Work request » This exercise calls for the records to be returned exactly, with images removed.

Data in this exercise »
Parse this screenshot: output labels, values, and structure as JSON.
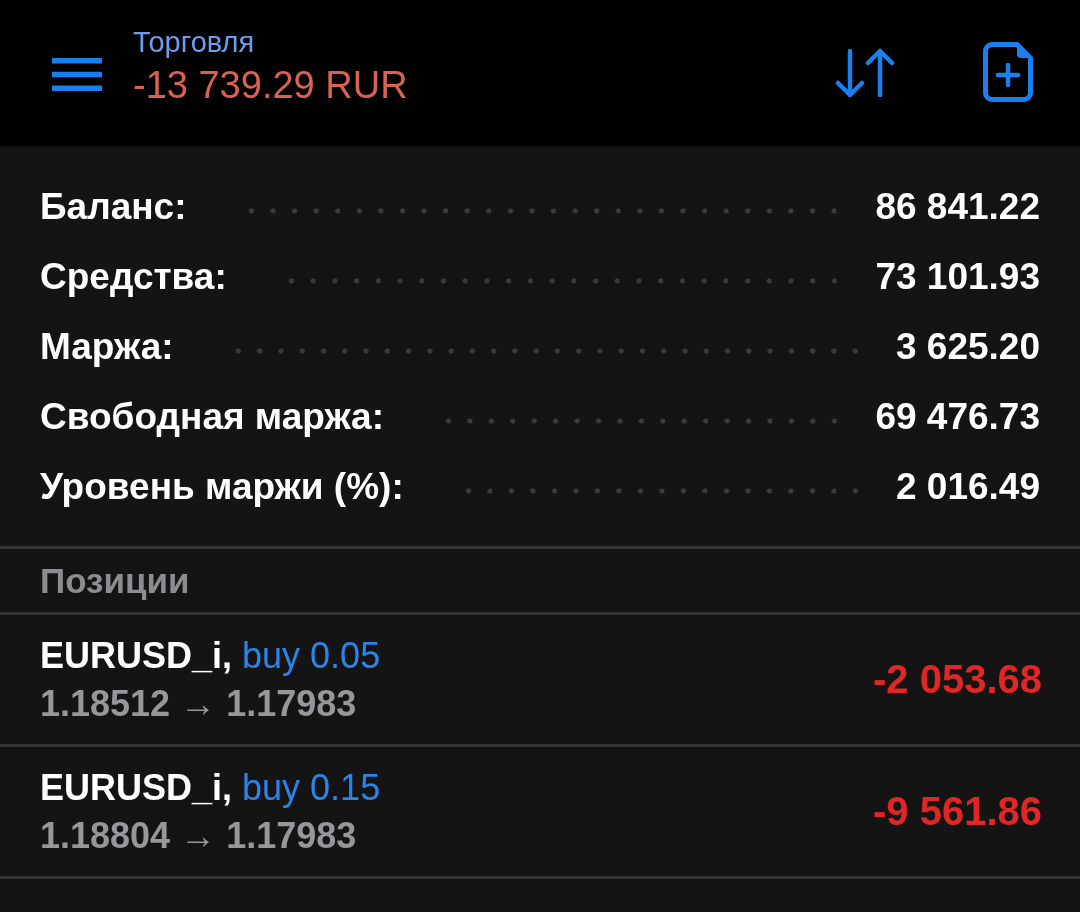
{
  "header": {
    "title": "Торговля",
    "balance": "-13 739.29 RUR",
    "loss": true
  },
  "summary": [
    {
      "label": "Баланс:",
      "value": "86 841.22"
    },
    {
      "label": "Средства:",
      "value": "73 101.93"
    },
    {
      "label": "Маржа:",
      "value": "3 625.20"
    },
    {
      "label": "Свободная маржа:",
      "value": "69 476.73"
    },
    {
      "label": "Уровень маржи (%):",
      "value": "2 016.49"
    }
  ],
  "positions": {
    "title": "Позиции",
    "items": [
      {
        "symbol": "EURUSD_i,",
        "order": "buy 0.05",
        "prices": "1.18512 → 1.17983",
        "profit": "-2 053.68",
        "loss": true
      },
      {
        "symbol": "EURUSD_i,",
        "order": "buy 0.15",
        "prices": "1.18804 → 1.17983",
        "profit": "-9 561.86",
        "loss": true
      }
    ]
  }
}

Answer section »
Parse this screenshot: output labels, values, and structure as JSON.
{
  "header": {
    "title": "Торговля",
    "balance": "-13 739.29 RUR",
    "loss": true
  },
  "summary": [
    {
      "label": "Баланс:",
      "value": "86 841.22"
    },
    {
      "label": "Средства:",
      "value": "73 101.93"
    },
    {
      "label": "Маржа:",
      "value": "3 625.20"
    },
    {
      "label": "Свободная маржа:",
      "value": "69 476.73"
    },
    {
      "label": "Уровень маржи (%):",
      "value": "2 016.49"
    }
  ],
  "positions": {
    "title": "Позиции",
    "items": [
      {
        "symbol": "EURUSD_i,",
        "order": "buy 0.05",
        "prices": "1.18512 → 1.17983",
        "profit": "-2 053.68",
        "loss": true
      },
      {
        "symbol": "EURUSD_i,",
        "order": "buy 0.15",
        "prices": "1.18804 → 1.17983",
        "profit": "-9 561.86",
        "loss": true
      }
    ]
  }
}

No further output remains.